Proceedings of the 2014 ACM SIGSAC Conference on Computer and Communications Security - CCS '14
Cache-based attacks are a class of side-channel attacks that are particularly effective in virtualized or cloud-based environments, where they have been used to recover secret keys from cryptographic implementations. One common approach to thwart cache-based attacks is to use constant-time implementations, i.e. which do not branch on secrets and do not perform memory accesses that depend on secrets. However, there is no rigorous proof that constant-time implementations are protected against
... urrent cache-attacks in virtualization platforms with shared cache; moreover, many prominent implementations are not constant-time. An alternative approach is to rely on system-level mechanisms. One recent such mechanism is stealth memory, which provisions a small amount of private cache for programs to carry potentially leaking computations securely. Stealth memory induces a weak form of constant-time, called S-constant-time, which encompasses some widely used cryptographic implementations.
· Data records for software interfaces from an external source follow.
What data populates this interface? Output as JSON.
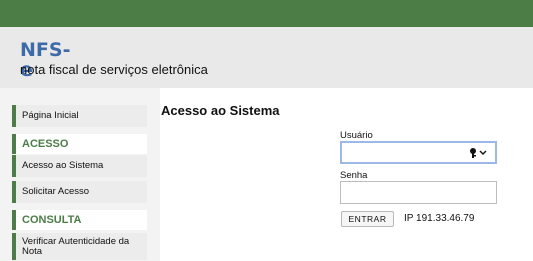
{
  "header": {
    "logo_text": "NFS-e",
    "logo_tagline": "nota fiscal de serviços eletrônica"
  },
  "sidebar": {
    "home": "Página Inicial",
    "sections": [
      {
        "title": "ACESSO",
        "items": [
          "Acesso ao Sistema",
          "Solicitar Acesso"
        ]
      },
      {
        "title": "CONSULTA",
        "items": [
          "Verificar Autenticidade da Nota"
        ]
      }
    ]
  },
  "main": {
    "title": "Acesso ao Sistema",
    "username_label": "Usuário",
    "username_value": "",
    "password_label": "Senha",
    "password_value": "",
    "submit_label": "ENTRAR",
    "ip_text": "IP 191.33.46.79"
  },
  "colors": {
    "brand_green": "#4c7d47",
    "logo_blue": "#3d6aa8",
    "focus_blue": "#9cb8e6"
  },
  "icons": [
    "key-icon",
    "chevron-down-icon"
  ]
}
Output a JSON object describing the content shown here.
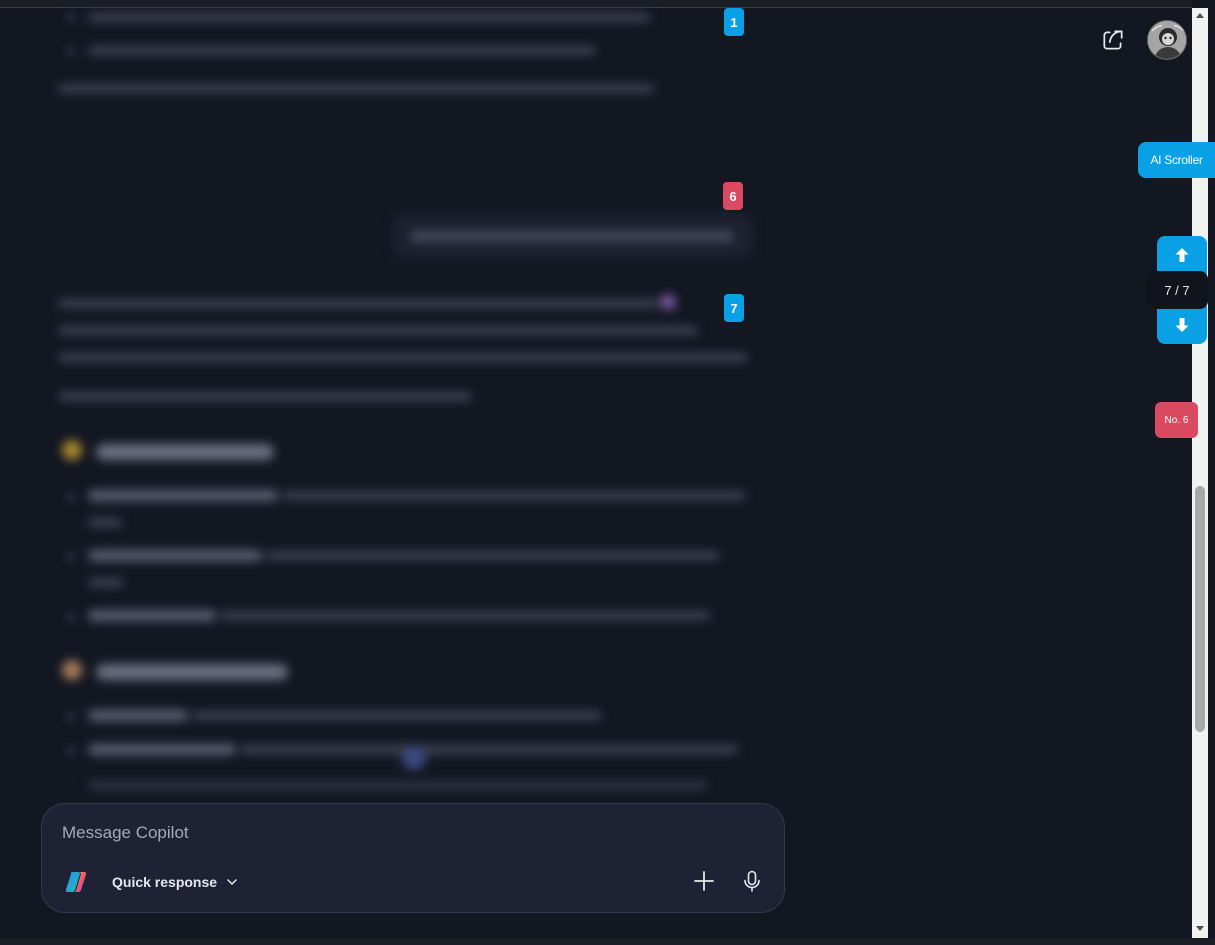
{
  "composer": {
    "placeholder": "Message Copilot",
    "mode_label": "Quick response"
  },
  "markers": {
    "m1": "1",
    "m6": "6",
    "m7": "7"
  },
  "ai_scroller": {
    "label": "AI Scroller",
    "counter": "7 / 7",
    "jump_label": "No. 6"
  },
  "colors": {
    "accent_blue": "#0aa0e6",
    "accent_red": "#d94a60",
    "background": "#131722"
  },
  "icons": [
    "share-icon",
    "avatar",
    "copilot-logo-icon",
    "chevron-down-icon",
    "plus-icon",
    "microphone-icon",
    "arrow-up-icon",
    "arrow-down-icon"
  ]
}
However, there is no rigorous analysis of stealth memory and S-constant-time, and no tool support for checking if applications are S-constant-time. We propose a new information-flow analysis that checks if an x86 application executes in constant-time, or in S-constant-time. Moreover, we prove that constant-time (resp. S-constant-time) programs do not leak confidential information through the cache to other operating systems executing concurrently on virtualization platforms (resp. platforms supporting stealth memory). The soundness proofs are based on new theorems of independent interest, including isolation theorems for virtualization platforms (resp. platforms supporting stealth memory), and proofs that constant-time implementations (resp. S-constant-time implementations) are non-interfering with respect to a strict information flow policy which disallows that control flow and memory accesses depend on secrets. We formalize our results using the Coq proof assistant and we demonstrate the effectiveness of our analyses on cryptographic implementations, including PolarSSL AES, DES and RC4, SHA256 and Salsa20.